The Conservatives promised to rebalance Britain’s economy across all regions with an export and investment-led boom, but they abolished regional development agencies without putting in place a proper replacement and their flagship Regional Growth Fund has been mired in chaos and delay. Now the Government’s own figures show the scheme failing to meet its private investment target by almost £1bn
Our businesses are still struggling to get finance from the banks. Lending to small and medium-sized firms is down over £2.8bn in the last year while net lending to all businesses is down over £56bn since 2010. And businesses – like the customers they serve – have been subject to energy price hikes.
During the Industrial Revolution, Yorkshire helped Britain to lead the world as an economic power. Then, Britain’s economy was far bigger than that of China.
Now, while the rapid rise of emerging economies is intensifying competition, it is also creating huge new markets and new opportunities.
To plan for the future and determine where to deploy investment, businesses need a stable environment and Government to adopt a long-term approach stretching into the next decade not just this one.
We are called the Labour Party because we were founded to help working people and to ensure people have good, secure, work that pays a wage you can live off. But you can’t be pro-jobs unless you back the people who create them, which is what we will do if we are given the privilege to serve in office next year.
It starts with recognising the contribution that our businesses make. That is why I instigated Small Business Saturday in the UK, which has become the country’s biggest celebration of business in a generation.
Next, it means doing what we can to reduce the costs of doing business in the short term. We will cut and then freeze business rates from 2015/16 saving business properties an average of £410 over two years. We are committed to maintaining the most competitive corporation tax in the G7. The energy price freeze which we will implement for 17 months after the election would save average small businesses £5,000 and we will increase competition in the banking sector so you get a better deal.
But we need to make the right calls for the long term too, which is why earlier this year I launched Agenda 2030. Businesses do not work to four and five-year election cycles but look far beyond that – I think politicians should work to the same horizons. There are four key parts to our plan:

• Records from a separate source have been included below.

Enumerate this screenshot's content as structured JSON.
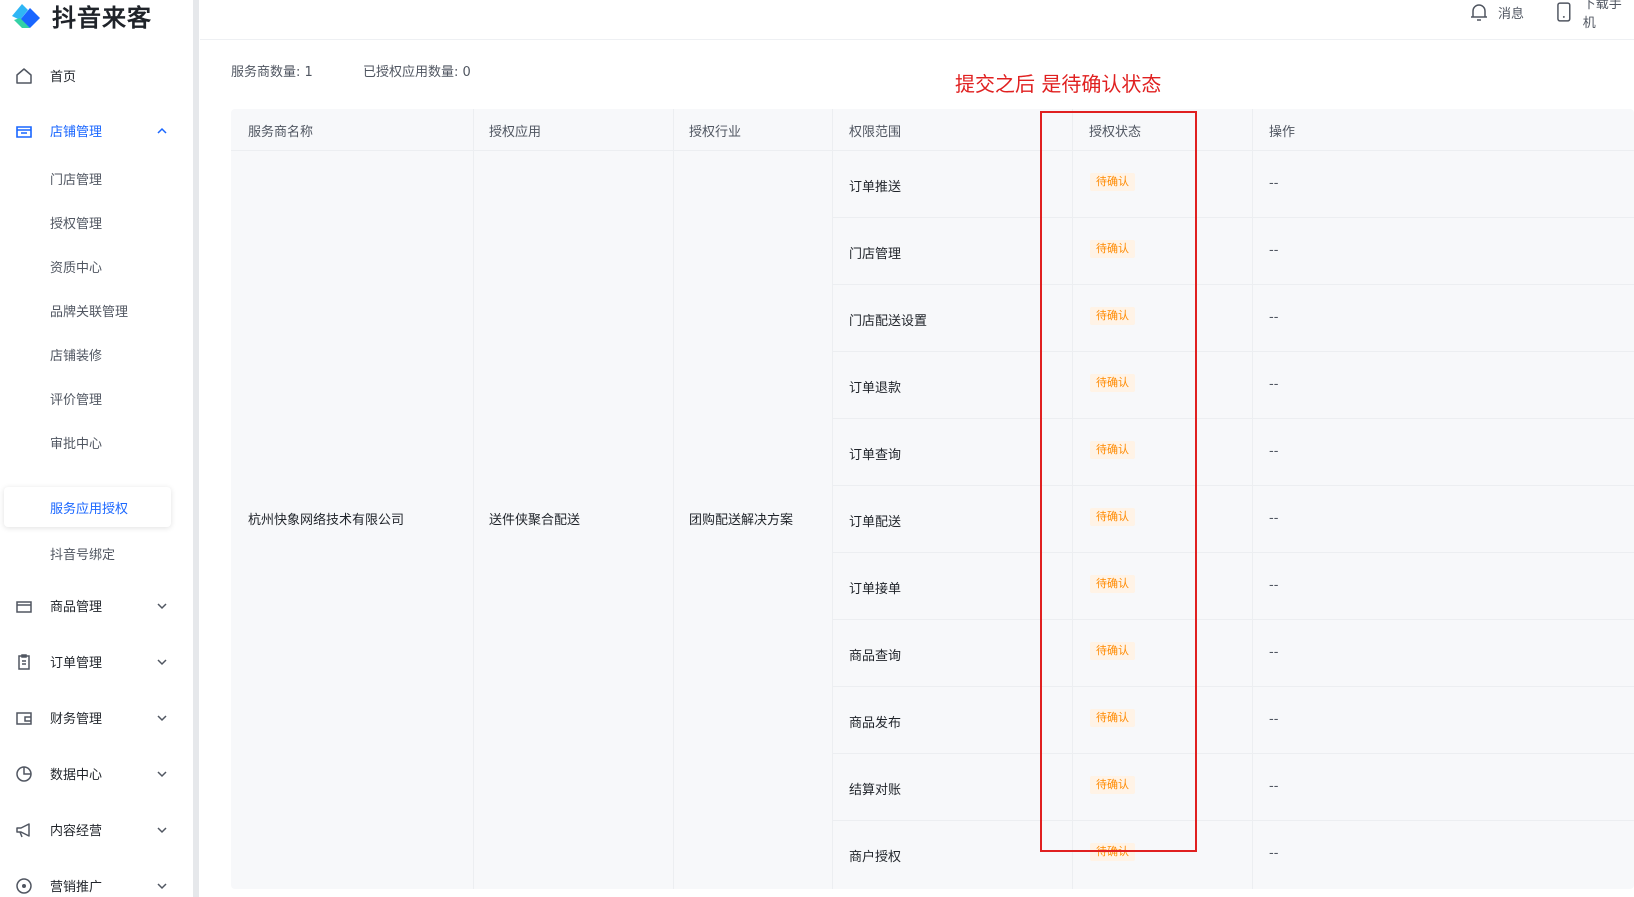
{
  "logo": {
    "text": "抖音来客"
  },
  "topbar": {
    "message_label": "消息",
    "download_label": "下载手机"
  },
  "sidebar": {
    "home": "首页",
    "store_mgmt": "店铺管理",
    "sub_items": [
      "门店管理",
      "授权管理",
      "资质中心",
      "品牌关联管理",
      "店铺装修",
      "评价管理",
      "审批中心",
      "服务应用授权",
      "抖音号绑定"
    ],
    "groups": [
      "商品管理",
      "订单管理",
      "财务管理",
      "数据中心",
      "内容经营",
      "营销推广"
    ]
  },
  "summary": {
    "provider_count": "服务商数量: 1",
    "authorized_app_count": "已授权应用数量: 0"
  },
  "annotation": "提交之后 是待确认状态",
  "table": {
    "headers": [
      "服务商名称",
      "授权应用",
      "授权行业",
      "权限范围",
      "授权状态",
      "操作"
    ],
    "provider": "杭州快象网络技术有限公司",
    "app": "送件侠聚合配送",
    "industry": "团购配送解决方案",
    "rows": [
      {
        "scope": "订单推送",
        "status": "待确认",
        "op": "--"
      },
      {
        "scope": "门店管理",
        "status": "待确认",
        "op": "--"
      },
      {
        "scope": "门店配送设置",
        "status": "待确认",
        "op": "--"
      },
      {
        "scope": "订单退款",
        "status": "待确认",
        "op": "--"
      },
      {
        "scope": "订单查询",
        "status": "待确认",
        "op": "--"
      },
      {
        "scope": "订单配送",
        "status": "待确认",
        "op": "--"
      },
      {
        "scope": "订单接单",
        "status": "待确认",
        "op": "--"
      },
      {
        "scope": "商品查询",
        "status": "待确认",
        "op": "--"
      },
      {
        "scope": "商品发布",
        "status": "待确认",
        "op": "--"
      },
      {
        "scope": "结算对账",
        "status": "待确认",
        "op": "--"
      },
      {
        "scope": "商户授权",
        "status": "待确认",
        "op": "--"
      }
    ]
  },
  "colors": {
    "accent": "#1966ff",
    "status_text": "#ff8a00",
    "status_bg": "#fff3e6",
    "annotation": "#e02020"
  }
}
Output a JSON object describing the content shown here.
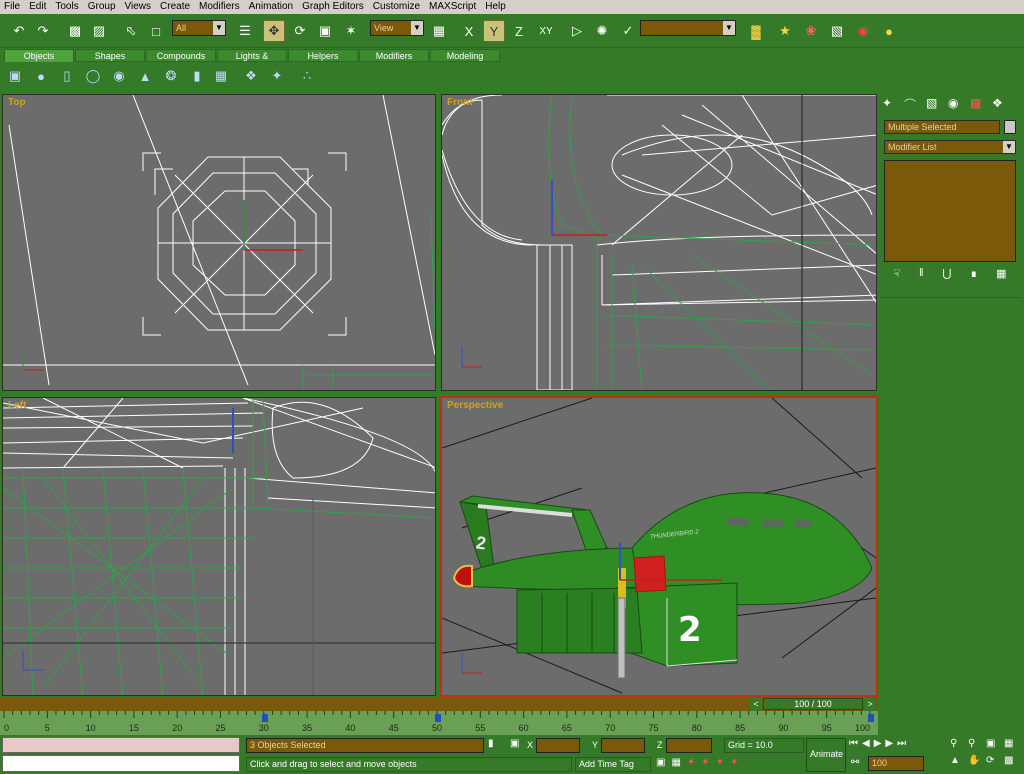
{
  "menu": [
    "File",
    "Edit",
    "Tools",
    "Group",
    "Views",
    "Create",
    "Modifiers",
    "Animation",
    "Graph Editors",
    "Customize",
    "MAXScript",
    "Help"
  ],
  "toolbar": {
    "selection_filter": "All",
    "ref_coord": "View",
    "named_selection": "",
    "constraint_labels": [
      "X",
      "Y",
      "Z",
      "XY"
    ]
  },
  "tabs": [
    "Objects",
    "Shapes",
    "Compounds",
    "Lights & Cameras",
    "Helpers",
    "Modifiers",
    "Modeling"
  ],
  "object_icons": [
    "box-icon",
    "sphere-icon",
    "cylinder-icon",
    "torus-icon",
    "teapot-icon",
    "cone-icon",
    "geosphere-icon",
    "tube-icon",
    "plane-icon",
    "pyramid-icon",
    "hedra-icon",
    "particle-icon"
  ],
  "viewports": {
    "top": "Top",
    "front": "Front",
    "left": "Left",
    "perspective": "Perspective"
  },
  "perspective_markings": {
    "fin_number": "2",
    "pod_number": "2",
    "nose_text": "THUNDERBIRD 2"
  },
  "command_panel": {
    "object_name": "Multiple Selected",
    "modifier_list": "Modifier List"
  },
  "timeline": {
    "frame": "100 / 100"
  },
  "ruler_ticks": [
    "0",
    "5",
    "10",
    "15",
    "20",
    "25",
    "30",
    "35",
    "40",
    "45",
    "50",
    "55",
    "60",
    "65",
    "70",
    "75",
    "80",
    "85",
    "90",
    "95",
    "100"
  ],
  "status": {
    "selection": "3 Objects Selected",
    "prompt": "Click and drag to select and move objects",
    "x_label": "X",
    "y_label": "Y",
    "z_label": "Z",
    "x_value": "",
    "y_value": "",
    "z_value": "",
    "grid": "Grid = 10.0",
    "add_time_tag": "Add Time Tag",
    "animate": "Animate",
    "current_frame": "100"
  },
  "colors": {
    "ui_green": "#357a28",
    "field_brown": "#7a5a0a",
    "viewport_gray": "#6c6c6c",
    "active_border": "#c03010",
    "label_gold": "#d4a020"
  }
}
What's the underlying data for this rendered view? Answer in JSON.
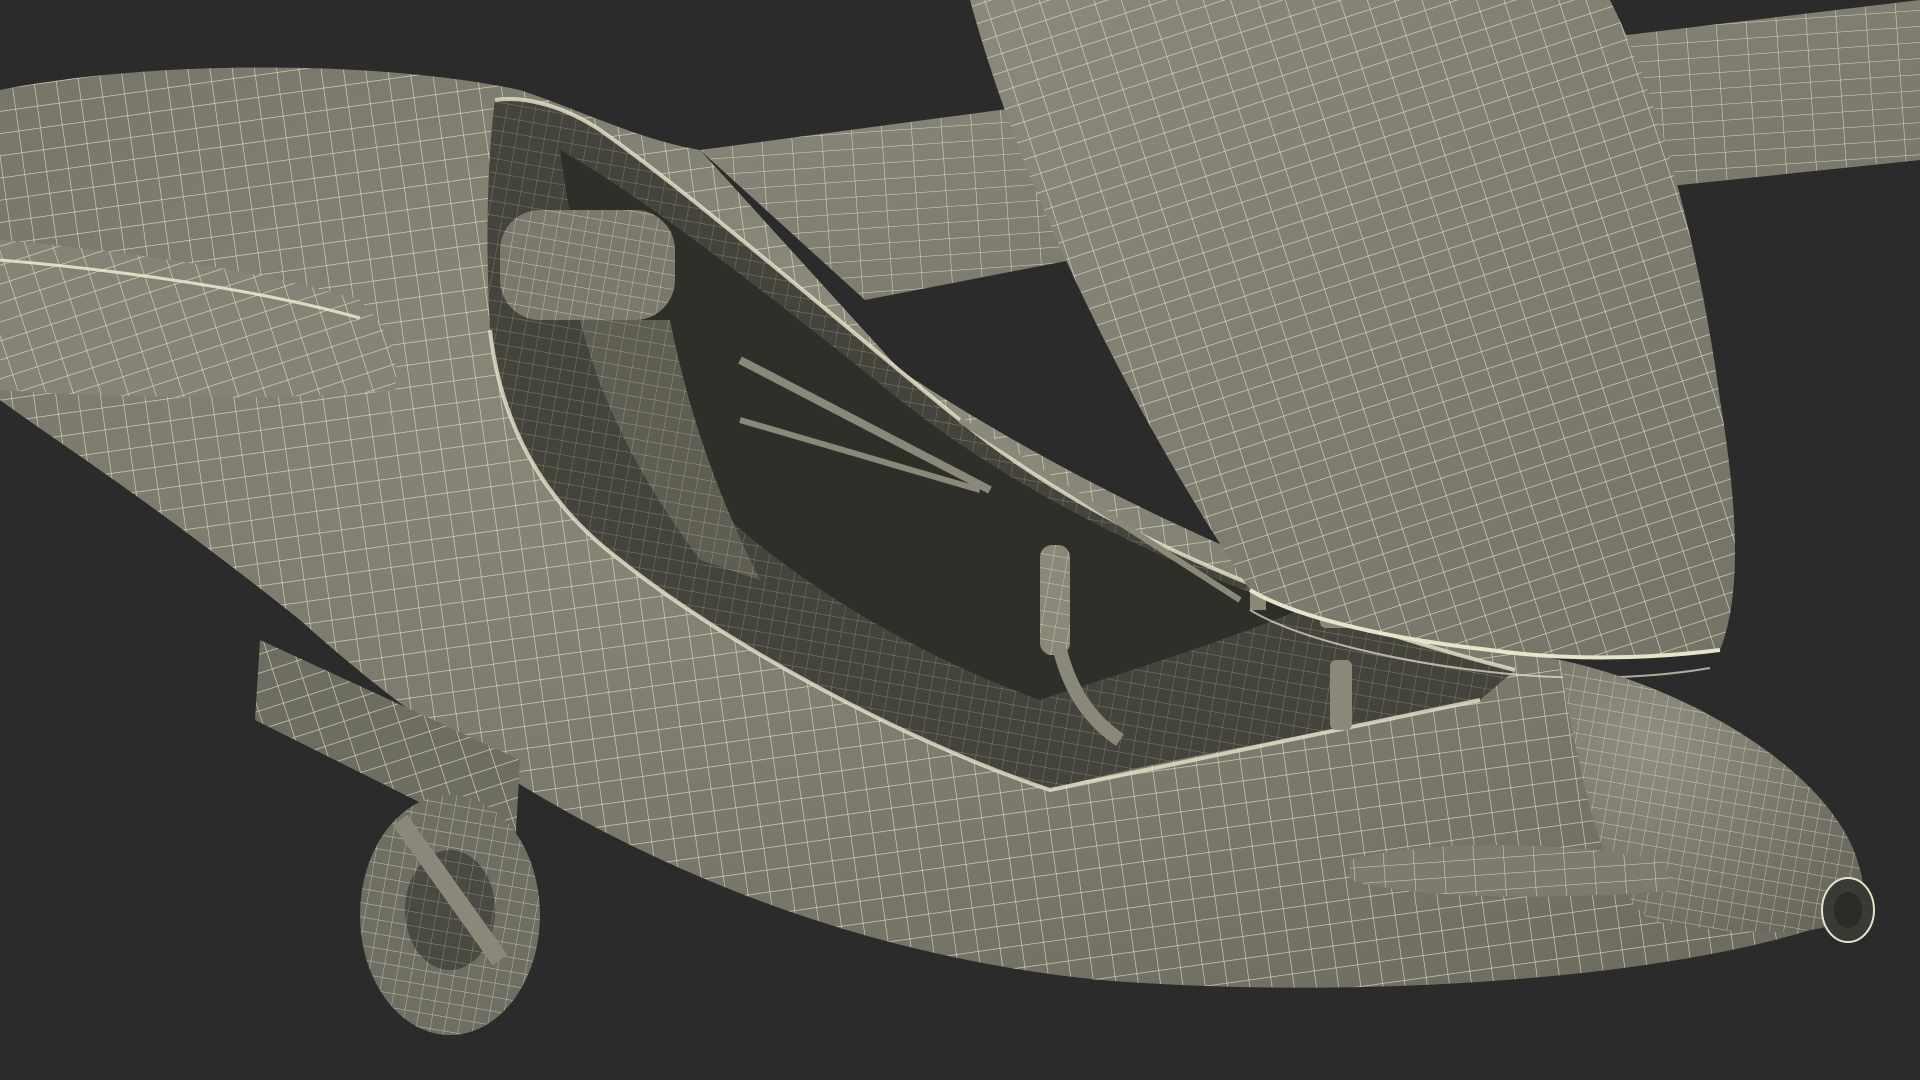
{
  "scene": {
    "subject": "glider-wireframe-render",
    "colors": {
      "background": "#2b2b2b",
      "surface": "#7f7e70",
      "surface_dark": "#5f5e52",
      "surface_light": "#908f80",
      "interior": "#45443c",
      "interior_deep": "#2f2f2a",
      "wire": "#e8e4cc"
    }
  }
}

First, we must release the talents of all our people. This needs to include the forgotten 50 per cent who don’t go on to university. We will ensure there are clear vocational as well as academic pathways, from high quality apprenticeships right through to technical degrees.
Second, to capture new markets around the world, we must put innovation at the heart of our economy, so we solve tomorrow’s problems today. So we will put in place a long term framework for funding science and innovation.
Third, we must ensure government sets clear strategic direction, supports the development of industries where we have a competitive edge, and creates a more certain environment for investment.
We must back sectors where we are world-beating or have the potential to be so. We will give more power and funding to city and county regions, because decisions should where possible be made locally. And we will invest for the long-term with an independent National Infrastructure Commission.
Finally, we must engage with the world beyond our shores, including the EU. The biggest threat on the horizon for British business is a potential UK exit from Europe which many Conservatives flirt with and which Ukip campaigns for. Our job as policy-makers is to empower you and do all we can to enable you to fulfil your potential. That is what we will do if elected next year.
Chuka Umunna is a Labour MP and the Shadow Business Secretary.